A few weeks later I tried again. The body's been discovered, I reasoned, presumably we move on to the adults.  Yes . . . we do meet Our Hero, Fin Macleod, but we quickly discover that he and his wife are in a pretty bad state, mourning the recent death of their eight-year-old son in a hit-and-run car accident.  Kid-trauma, yeah, book closed a second time. 

Curiously - and unusually - NOT gripped by Philip Kerr's latest, Field Grey, I figured I'd give ol' Fin and his troubles one more try.  This time I was hooked, fought it a bit, but finally reeled in. 

Fin Macleod, Lewis native but current resident of Edinburgh, is sent back to the island to investigate the murder of a former acquaintance because the M.O. is suspiciously similar to a murder he's been investigating in Edinburgh.  It turns out that while Fin has only been back to Lewis once in the past 18 years, his roots there are deep and complicated.  He's moved on while most of his erstwhile acquaintances have cleaved closer to the austere, god-fearing, traditional life of the island.  The church dominates all, and while the traditional livelihoods of fishing, weaving, and crofting survive, they aren't as lucrative as they once were and many men work in the offshore oil or other small, barely surviving industries.  They're generally depressed, but it's what they know, and they make the best of it.  Fin got out, as it were, but it's clear that he isn't happy and therein lies our tale.

The unraveling of the murder takes place in installments, alternating with episodes from Fin's past, each one progressively more dramatic and revealing yet another aspect of life on Lewis, as well as key bits in the lives of the victim and others connected to him and to Fin.  These start in Fin's childhood, and while I found them a bit tedious at the start - clearly bad things were going to happen, but did I have the stamina to get through all 475 pages to find out? - well, they grew on me.  The best one concerns the annual guga hunt, a real event that actually takes place on Lewis.  Every year, a group of men from the island spent two weeks harvesting gannet chicks from an uninhabitable rock miles out in the ocean, called An Sgeir.  The chicks are taken from nests, beheaded, processed, then preserved in salt, and are considered a local delicacy.  The hunt commemorates a famine a few centuries earlier when the men from the island saved themselves by going to the rock, as it is known, for the fowl.  It's brutally hard work, dangerous, and steeped in tradition.  The description of Fin's one and only hunt is magnificent, and makes a spectacular centerpiece to the story. 

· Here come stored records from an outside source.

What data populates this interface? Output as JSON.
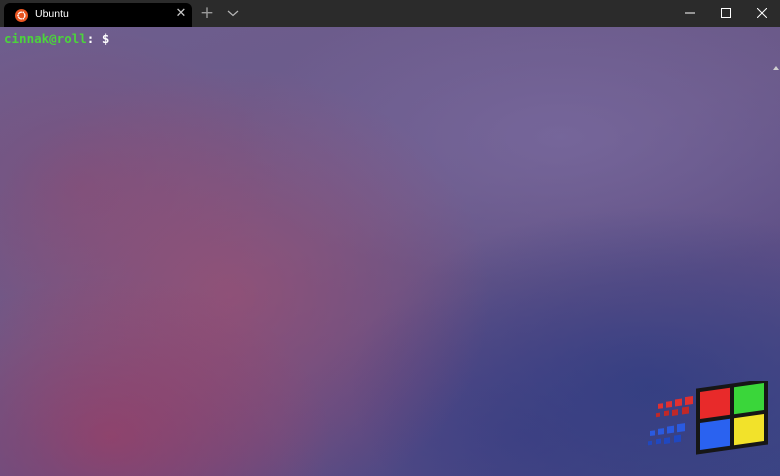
{
  "window": {
    "tab_title": "Ubuntu",
    "tab_icon": "ubuntu-icon",
    "tab_close": "✕",
    "new_tab": "+",
    "dropdown_icon": "chevron-down-icon",
    "controls": [
      "minimize-icon",
      "maximize-icon",
      "close-icon"
    ]
  },
  "terminal": {
    "prompt_user_host": "cinnak@roll",
    "prompt_colon": ":",
    "prompt_symbol": " $"
  },
  "colors": {
    "titlebar": "#2b2b2b",
    "active_tab": "#000000",
    "ubuntu_orange": "#e95420",
    "prompt_green": "#4cd43c"
  },
  "decorations": {
    "logo": "windows-98-logo"
  }
}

What's a blackhouse?  An older, stone dwelling, used by the local population for housing themselves and their beasts, before they started building the whitewashed houses that we see as more characteristic today of the area.  The dramatic climax of the story takes place in one on An Sgeir. 

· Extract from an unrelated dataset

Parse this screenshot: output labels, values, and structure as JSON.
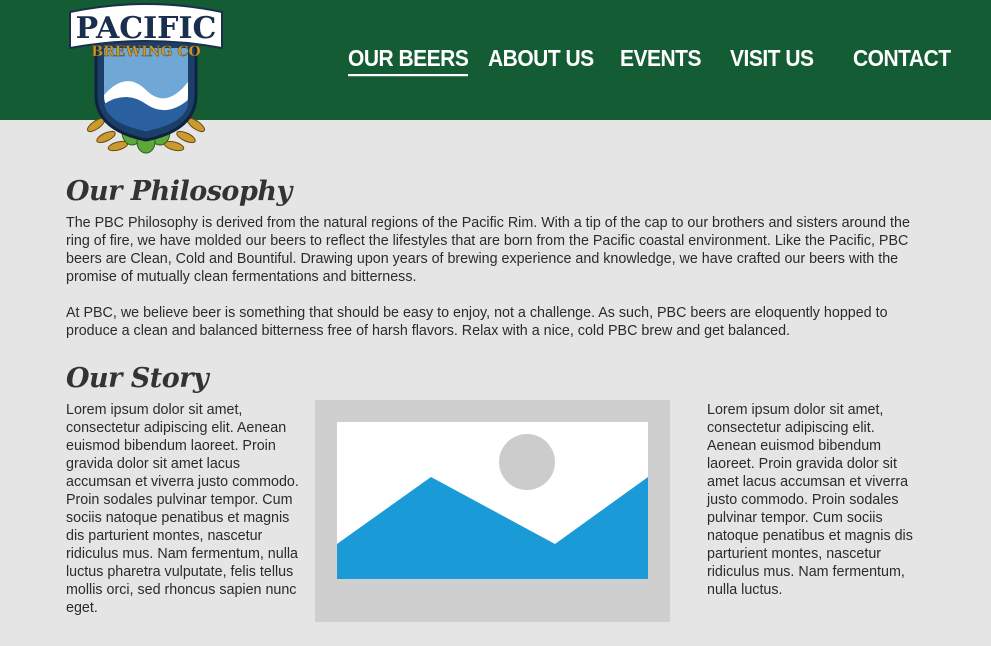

The writing here is fine - nothing special, but not at all distracting either, and given the complexity of the plot, that is a real accomplishment.  That you don't ever feel confused or need to look back to figure out what is going on is a real testament to May's dexterous handling of the many past and present plot threads.  I'd place The Blackhouse squarely in the bleak-northern-UK category of Anne Cleeves, but better.  Less angst on the part of Our Hero (at least, for most of the story) and the love interest is treated pretty lightly which I like.  Like Cleeves, the setting is a star - the dramatic landscape, foul weather alternating with sun, and the omnipresent sea.  It's clear that deep research, carefully deployed, is a hallmark of May's work.  A prolific writer, May has a series set in China, and apparently is the only westerner to be made an honorary member of the Chinese Crime Writer's Association.  I look forward to delving deeper into his oeuvre.